The average payout for IndyCar drivers was $500,600 (exceeding last year’s average of $485,000).

Indianapolis Motor Speedway owner Roger Penske, whose team also fields Newgarden’s No. 2 Dallara-Chevrolet, had made raising purses a priority since buying the track in 2020. But Penske but was unable to post big money purses until the race returned to full capacity grandstands last year.

The largest Indy 500 purse before this year was $14.4 million for the 2008 Indy 500 won by Scott Dixon (whose share was $2,988,065). Ericsson’s haul made him the second Indy 500 winner to top $3 million (2009 winner Helio Castroneves won $3,048,005.

Runner-up Marcus Ericsson won $1.043 million after falling short by 0.0974 seconds in the fourth-closest finish in Indy 500 history.

The 107th Indy 500 drew a crowd of at least 330,000 that was the largest since the sellout for the 100th running in 2016, and the second-largest in more than two decades, according to track officials.

“This is the greatest race in the world, and it was an especially monumental Month of May featuring packed grandstands and intense on-track action,” Penske Entertainment president and CEO Mark Miles said in a release. “Now, we have the best end card possible for the 107th Running of the Indianapolis 500: a record-breaking purse for the history books.”

Benjamin Pedersen was named the Indy 500 rookie of the year, earning a $50,000 bonus.

The race’s purse is determined through contingency and special awards from IMS and IndyCar. The awards were presented Monday night in the annual Indy 500 Victory Celebration at the JW Marriott in downtown Indianapolis.

The payouts for the 107th Indy 500:

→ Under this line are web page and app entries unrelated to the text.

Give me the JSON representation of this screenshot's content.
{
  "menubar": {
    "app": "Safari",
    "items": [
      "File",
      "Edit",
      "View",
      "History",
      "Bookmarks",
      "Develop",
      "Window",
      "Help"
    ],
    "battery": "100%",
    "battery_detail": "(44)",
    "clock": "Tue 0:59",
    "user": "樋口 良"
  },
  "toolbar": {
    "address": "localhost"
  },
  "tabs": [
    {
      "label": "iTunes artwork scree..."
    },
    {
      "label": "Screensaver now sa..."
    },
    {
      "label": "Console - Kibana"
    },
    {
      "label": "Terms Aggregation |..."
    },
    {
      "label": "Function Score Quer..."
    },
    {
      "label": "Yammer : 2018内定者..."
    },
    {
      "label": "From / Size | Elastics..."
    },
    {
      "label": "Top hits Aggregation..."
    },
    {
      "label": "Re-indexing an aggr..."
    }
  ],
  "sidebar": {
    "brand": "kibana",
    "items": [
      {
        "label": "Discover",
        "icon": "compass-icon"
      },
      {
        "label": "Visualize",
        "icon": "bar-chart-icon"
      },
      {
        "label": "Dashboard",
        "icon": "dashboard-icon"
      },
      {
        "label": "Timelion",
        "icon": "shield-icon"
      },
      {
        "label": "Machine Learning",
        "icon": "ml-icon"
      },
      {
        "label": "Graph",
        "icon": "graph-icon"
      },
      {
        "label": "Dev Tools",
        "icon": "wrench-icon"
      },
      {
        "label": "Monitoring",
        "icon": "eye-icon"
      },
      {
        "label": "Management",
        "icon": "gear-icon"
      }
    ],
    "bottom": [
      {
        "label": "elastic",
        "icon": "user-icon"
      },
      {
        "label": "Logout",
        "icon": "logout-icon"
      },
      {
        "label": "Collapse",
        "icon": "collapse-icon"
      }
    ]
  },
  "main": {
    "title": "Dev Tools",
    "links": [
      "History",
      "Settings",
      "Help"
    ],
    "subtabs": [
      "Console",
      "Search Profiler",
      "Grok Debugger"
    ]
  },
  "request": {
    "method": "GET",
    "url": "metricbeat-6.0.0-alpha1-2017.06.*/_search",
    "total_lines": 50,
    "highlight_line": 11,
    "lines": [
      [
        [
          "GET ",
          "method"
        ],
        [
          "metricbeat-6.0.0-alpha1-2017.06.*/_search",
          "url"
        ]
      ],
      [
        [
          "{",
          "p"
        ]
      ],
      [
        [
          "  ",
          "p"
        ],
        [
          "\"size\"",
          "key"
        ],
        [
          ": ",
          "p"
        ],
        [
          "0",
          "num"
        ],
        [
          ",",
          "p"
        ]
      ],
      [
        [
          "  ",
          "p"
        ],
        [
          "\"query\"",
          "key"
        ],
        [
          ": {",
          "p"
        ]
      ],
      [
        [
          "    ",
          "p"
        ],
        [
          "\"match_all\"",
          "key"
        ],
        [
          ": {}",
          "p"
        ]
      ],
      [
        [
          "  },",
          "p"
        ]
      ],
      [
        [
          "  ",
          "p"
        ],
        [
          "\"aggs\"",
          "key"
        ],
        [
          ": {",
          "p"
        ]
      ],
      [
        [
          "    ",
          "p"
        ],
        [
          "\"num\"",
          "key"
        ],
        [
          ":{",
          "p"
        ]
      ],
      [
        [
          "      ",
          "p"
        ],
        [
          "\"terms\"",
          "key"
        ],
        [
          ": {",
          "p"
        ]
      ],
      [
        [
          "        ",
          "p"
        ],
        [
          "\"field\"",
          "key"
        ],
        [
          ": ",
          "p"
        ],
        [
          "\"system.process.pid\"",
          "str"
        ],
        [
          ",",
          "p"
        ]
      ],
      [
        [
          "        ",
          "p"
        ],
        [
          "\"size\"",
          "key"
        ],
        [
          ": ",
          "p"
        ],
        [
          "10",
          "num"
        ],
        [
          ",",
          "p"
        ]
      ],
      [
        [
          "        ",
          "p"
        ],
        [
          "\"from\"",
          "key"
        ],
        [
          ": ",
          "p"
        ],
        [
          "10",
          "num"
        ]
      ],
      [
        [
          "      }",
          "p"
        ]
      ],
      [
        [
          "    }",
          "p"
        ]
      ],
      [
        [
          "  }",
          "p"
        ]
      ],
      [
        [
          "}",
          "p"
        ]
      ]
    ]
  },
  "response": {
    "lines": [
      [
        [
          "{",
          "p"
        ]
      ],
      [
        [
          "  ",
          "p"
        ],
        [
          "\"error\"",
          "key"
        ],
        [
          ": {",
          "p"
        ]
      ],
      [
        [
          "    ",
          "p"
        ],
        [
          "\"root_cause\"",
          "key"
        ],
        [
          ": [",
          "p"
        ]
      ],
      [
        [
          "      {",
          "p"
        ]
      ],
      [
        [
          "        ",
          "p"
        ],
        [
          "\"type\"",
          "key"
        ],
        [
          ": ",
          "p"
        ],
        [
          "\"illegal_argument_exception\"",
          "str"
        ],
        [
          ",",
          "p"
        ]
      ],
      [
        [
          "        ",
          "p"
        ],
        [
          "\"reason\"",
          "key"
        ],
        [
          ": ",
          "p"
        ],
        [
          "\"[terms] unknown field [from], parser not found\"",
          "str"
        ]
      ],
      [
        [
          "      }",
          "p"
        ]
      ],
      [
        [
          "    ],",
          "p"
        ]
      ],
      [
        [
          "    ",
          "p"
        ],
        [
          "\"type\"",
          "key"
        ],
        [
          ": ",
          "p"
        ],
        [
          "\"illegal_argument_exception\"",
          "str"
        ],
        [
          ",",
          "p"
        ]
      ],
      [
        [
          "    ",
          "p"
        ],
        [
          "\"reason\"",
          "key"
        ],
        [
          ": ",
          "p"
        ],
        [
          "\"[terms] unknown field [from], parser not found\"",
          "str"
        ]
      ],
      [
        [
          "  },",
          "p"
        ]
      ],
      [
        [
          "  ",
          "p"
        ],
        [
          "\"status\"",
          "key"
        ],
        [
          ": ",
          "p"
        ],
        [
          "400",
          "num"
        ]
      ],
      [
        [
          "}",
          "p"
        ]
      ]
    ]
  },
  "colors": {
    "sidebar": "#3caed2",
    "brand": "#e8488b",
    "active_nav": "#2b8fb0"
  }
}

1. Josef Newgarden, $3,666,000
2. Marcus Ericsson, $1,043,000
3. Santino Ferrucci, $481,800
4. Alex Palou, $801,500
5. Alexander Rossi, $574,000
6. Scott Dixon, $582,000
7. Takuma Sato, $217,300
8. Conor Daly, $512,000
9. Colton Herta, $506,500
10. Rinus VeeKay, $556,500
11. Ryan Hunter‐Reay, $145,500
12. Callum Ilott, $495,500
13. Devlin DeFrancesco, $482,000
14. Scott McLaughlin, $485,000
15. Helio Castroneves, $481,500
16. Tony Kanaan, $105,000
17. Marco Andretti, $102,000
18. Jack Harvey, $472,000
19. Christian Lundgaard, $467,500
20. Ed Carpenter, $102,000
21. Benjamin Pedersen (R), $215,300
22. Graham Rahal, $565,500*
23. Will Power, $488,000
24. Pato O’Ward, $516,500
25. Simon Pagenaud, $465,500
26. Agustín Canapino (R), $156,300
27. Felix Rosenqvist, $278,300
28. Kyle Kirkwood, $465,500
29. David Malukas, $462,000
30. Romain Grosjean, $462,000
31. Sting Ray Robb (R), $463,000
32. RC Enerson (R), $103,000
33.  Katherine Legge, $102,000

*–Broken down between two teams, $460,000 Rahal Letterman Lanigan Racing, $105,500 Dreyer & Reinbold Racing/Cusick Motorsports